Laboratory definition of porcelain
From the theory of materials – i.e. purely chemical – porcelain belongs to the group of silicate ceramics. Silicate ceramics, as the oldest group of all ceramics, has a dominant share in fine ceramic products. Essential components of these multi-phase materials are clay and kaolin, feldspar and soapstone as silicate carriers. In addition, components such as alumina and zircon are also used to achieve special material properties, e.g. high strength.
In addition to the crystalline phases, a high proportion (> 20 %) of glass phase, the essential component of which is silicon oxide (SiO2), is usually produced during sinter firing. Due to relatively low sintering temperatures, good process control and high availability of the natural raw materials, silicate ceramics are considerably cheaper than oxide or non-oxide ceramics. The latter require elaborately produced synthetic powders and high sintering temperatures.
Silicate ceramics are used, for example, in thermal engineering, measurement and control technology, process and environmental engineering, high and low voltage technology with typical applications such as insulators, fuse cartridges, catalysts, housings and in a wide range of applications in electrical installation technology. Silicate ceramics continue to be found in the refractory sector. In porcelain, the mineral phases mullite (aluminosilicate) and quartz or alumina must be perfectly detectable, and in bone china at least Ca-phosphates.
Only a combination of materials (raw materials) and a sufficient firing temperature allows “real” porcelain to be produced.
Above 1,300 °C, the glaze of the porcelain can melt out and sinter the underlying mass. Only in this way can the hardness and strength of the body, which is so characteristic of porcelain, be achieved.
Customs definition of porcelain
The customs definition of porcelain is not intended to determine the material, but rather to determine import duties based on the cost of the material and its use.

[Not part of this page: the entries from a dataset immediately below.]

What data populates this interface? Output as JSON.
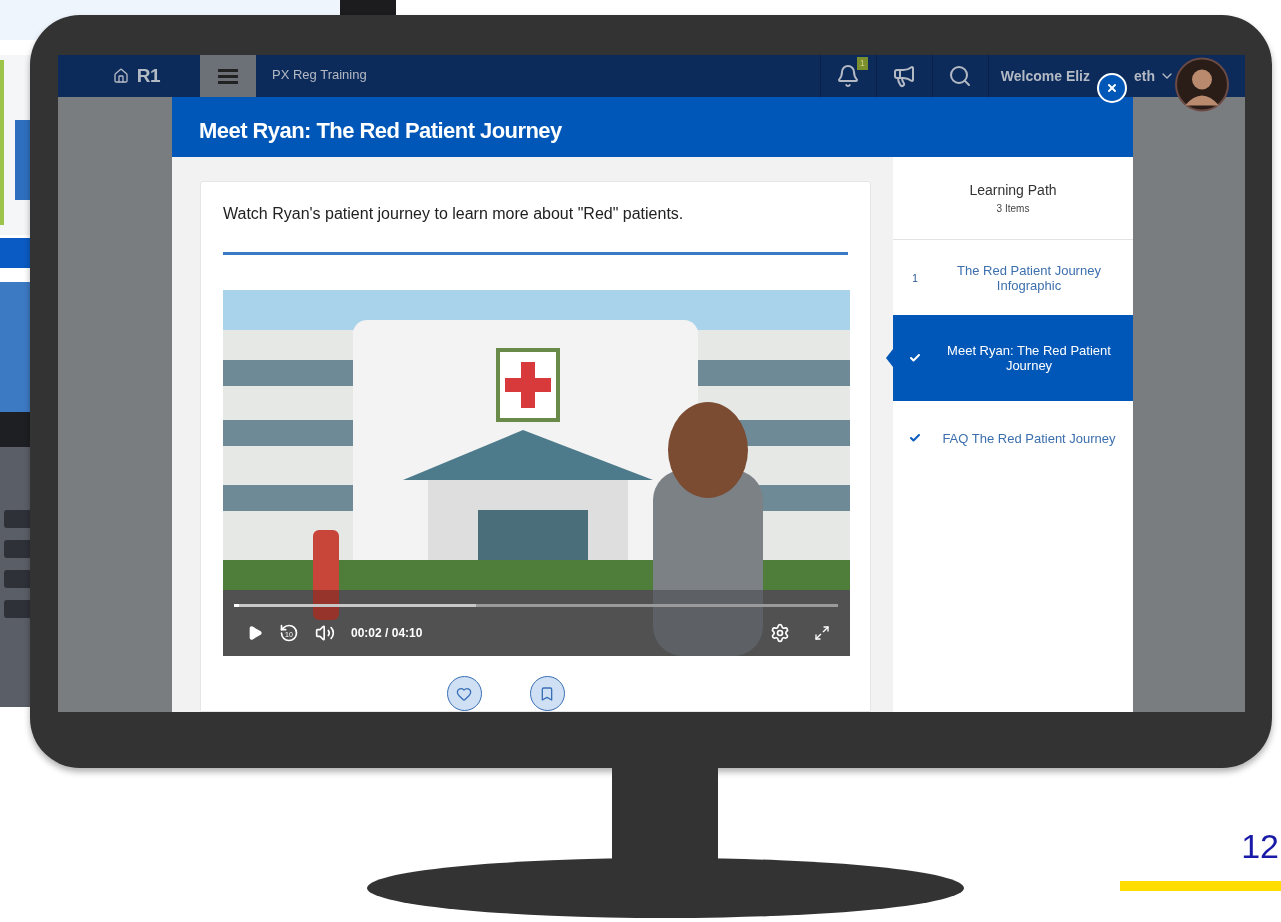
{
  "navbar": {
    "brand": "R1",
    "title": "PX Reg Training",
    "notification_count": "1",
    "welcome": "Welcome Eliz",
    "welcome_end": "eth"
  },
  "modal": {
    "title": "Meet Ryan: The Red Patient Journey",
    "instruction": "Watch Ryan's patient journey to learn more about \"Red\" patients.",
    "video": {
      "kind": "picture",
      "level": 0.008,
      "time": "00:02",
      "separator": "/",
      "duration": "04:10",
      "skip_seconds": "10"
    },
    "learning_path": {
      "title": "Learning Path",
      "count": "3 Items",
      "items": [
        {
          "number": "1",
          "completed": false,
          "selected": false,
          "title": "The Red Patient Journey Infographic"
        },
        {
          "completed": true,
          "selected": true,
          "title": "Meet Ryan: The Red Patient Journey"
        },
        {
          "completed": true,
          "selected": false,
          "title": "FAQ The Red Patient Journey"
        }
      ]
    }
  },
  "slide": {
    "page_number": "12"
  }
}
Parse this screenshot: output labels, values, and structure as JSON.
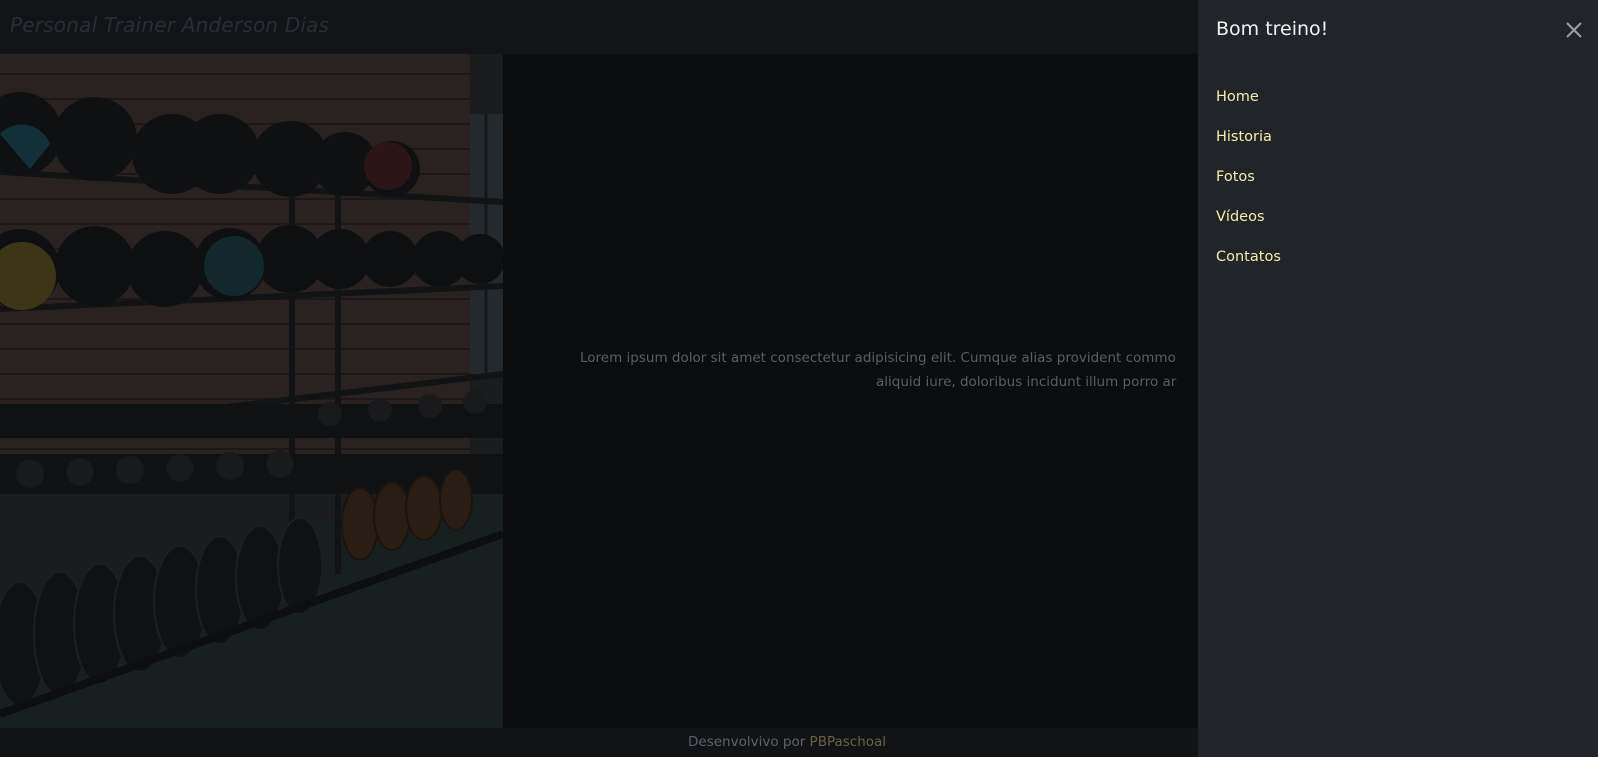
{
  "header": {
    "brand": "Personal Trainer Anderson Dias"
  },
  "hero": {
    "text_line1": "Lorem ipsum dolor sit amet consectetur adipisicing elit. Cumque alias provident commo",
    "text_line2": "aliquid iure, doloribus incidunt illum porro ar"
  },
  "footer": {
    "prefix": "Desenvolvivo por ",
    "author": "PBPaschoal"
  },
  "drawer": {
    "title": "Bom treino!",
    "close_icon": "close-icon",
    "nav": [
      {
        "label": "Home"
      },
      {
        "label": "Historia"
      },
      {
        "label": "Fotos"
      },
      {
        "label": "Vídeos"
      },
      {
        "label": "Contatos"
      }
    ]
  },
  "colors": {
    "drawer_bg": "#212529",
    "nav_link": "#f5ecae",
    "backdrop": "#0b0c0e"
  }
}
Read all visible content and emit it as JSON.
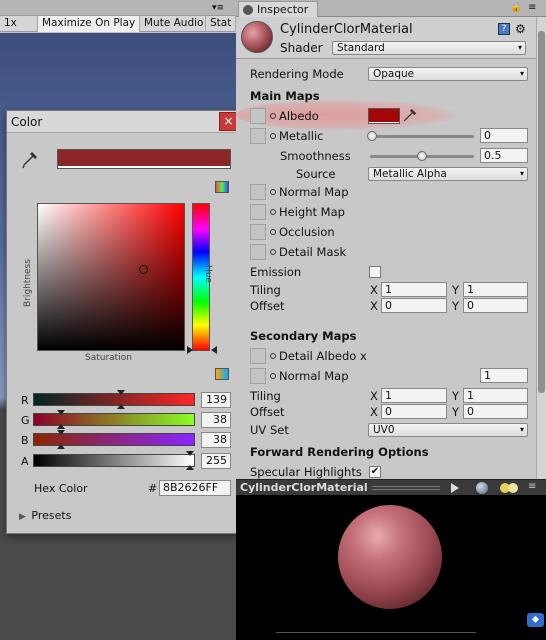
{
  "game_toolbar": {
    "scale": "1x",
    "maximize": "Maximize On Play",
    "mute": "Mute Audio",
    "stats": "Stat"
  },
  "color_picker": {
    "title": "Color",
    "close": "×",
    "brightness_label": "Brightness",
    "hue_label": "Hue",
    "saturation_label": "Saturation",
    "color_hex": "#8b2626",
    "channels": [
      {
        "label": "R",
        "value": "139",
        "frac": 0.545
      },
      {
        "label": "G",
        "value": "38",
        "frac": 0.149
      },
      {
        "label": "B",
        "value": "38",
        "frac": 0.149
      },
      {
        "label": "A",
        "value": "255",
        "frac": 1.0
      }
    ],
    "hex_label": "Hex Color",
    "hex_hash": "#",
    "hex_value": "8B2626FF",
    "presets": "Presets"
  },
  "inspector": {
    "tab": "Inspector",
    "material_name": "CylinderClorMaterial",
    "shader_label": "Shader",
    "shader_value": "Standard",
    "rendering_mode_label": "Rendering Mode",
    "rendering_mode_value": "Opaque",
    "main_maps": "Main Maps",
    "albedo": "Albedo",
    "metallic": "Metallic",
    "metallic_value": "0",
    "smoothness": "Smoothness",
    "smoothness_value": "0.5",
    "smoothness_frac": 0.5,
    "source": "Source",
    "source_value": "Metallic Alpha",
    "normal_map": "Normal Map",
    "height_map": "Height Map",
    "occlusion": "Occlusion",
    "detail_mask": "Detail Mask",
    "emission": "Emission",
    "tiling": "Tiling",
    "offset": "Offset",
    "x": "X",
    "y": "Y",
    "tiling_x": "1",
    "tiling_y": "1",
    "offset_x": "0",
    "offset_y": "0",
    "secondary_maps": "Secondary Maps",
    "detail_albedo": "Detail Albedo x",
    "normal_map2": "Normal Map",
    "normal_map2_value": "1",
    "tiling2_x": "1",
    "tiling2_y": "1",
    "offset2_x": "0",
    "offset2_y": "0",
    "uv_set": "UV Set",
    "uv_set_value": "UV0",
    "forward_options": "Forward Rendering Options",
    "specular_highlights": "Specular Highlights",
    "specular_checked": "✔",
    "albedo_color": "#a50505"
  },
  "preview": {
    "title": "CylinderClorMaterial"
  },
  "icons": [
    "eyedropper-icon",
    "help-icon",
    "gear-icon",
    "play-icon",
    "sphere-icon",
    "light-icon",
    "tag-icon"
  ]
}
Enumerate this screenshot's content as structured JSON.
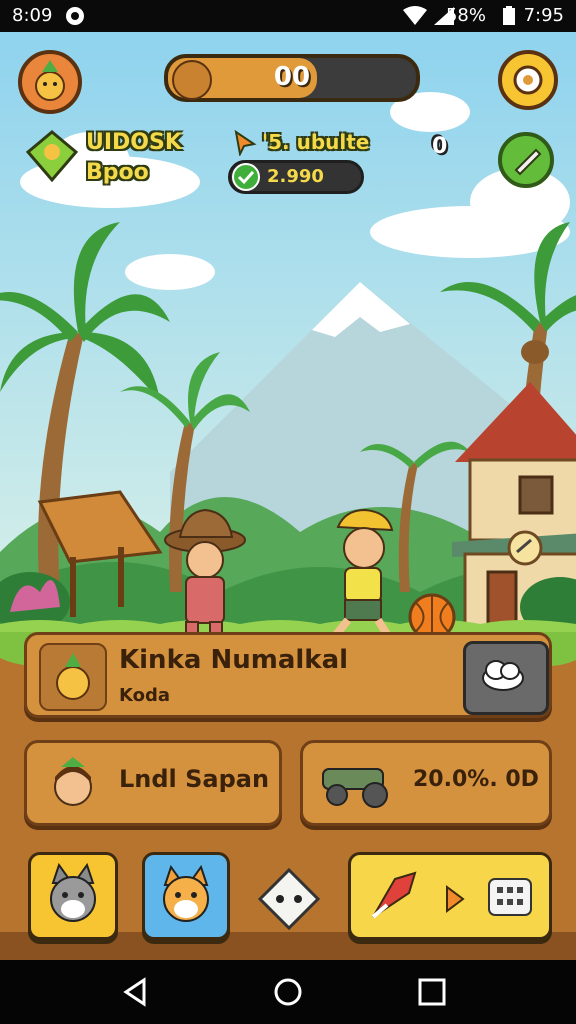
{
  "status_bar": {
    "time_left": "8:09",
    "battery": "58%",
    "time_right": "7:95"
  },
  "hud": {
    "progress_value": "00",
    "progress_fraction": 0.6,
    "player_line1": "UIDOSK",
    "player_line2": "Bpoo",
    "quest_label": "'5. ubulte",
    "check_value": "2.990",
    "counter": "0"
  },
  "panels": {
    "main_title": "Kinka Numalkal",
    "main_subtitle": "Koda",
    "friend_name": "Lndl Sapan",
    "vehicle_value": "20.0%. 0D"
  },
  "colors": {
    "sky": "#8fd3ee",
    "grass": "#7fc242",
    "soil": "#b7742f",
    "panel": "#d5923e",
    "accent_yellow": "#f7c531",
    "accent_green": "#3fae3a"
  },
  "icons": {
    "avatar": "pineapple-avatar-icon",
    "settings": "settings-cog-icon",
    "edit": "pencil-icon",
    "cloud": "cloud-icon",
    "cat": "cat-icon",
    "dog": "dog-icon",
    "dice": "dice-icon",
    "play": "arrow-right-icon",
    "grid": "dots-grid-icon"
  }
}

The customs classification of an imitation porcelain in tariff group 69 1111 xxx does not entitle the importer to call his imitation “porcelain”! Many – and even significant – importers and trademarks in the European Economic Area are subject to this misconception. Please read about this in the section Commodities/Characteristics/Tariffing.
Why is the definition of porcelain so important?
Ceramics and porcelain have very different properties and unfortunately consumers can hardly distinguish between them when buying them. The shard of porcelain has a quasi life-long stability and is resistant to aging, corrosion, decay or damage resulting from its intended use; it is water- and acid-proof, UV- and light-resistant, non-decomposable and weatherproof, scratch-resistant, cut-resistant, ovenproof, microwaveable, dishwasher-proof and prevents the spread of bacteria and germs like no other material. The high density of porcelain gives the shard greater physical stability and better temperature storage. Porcelain keeps warm better and longer than ceramic. Porcelain is a higher quality material than ceramic – and the production of porcelain is more expensive than that of ceramic.
Porcelain is always also ceramic, but ceramic is never porcelain!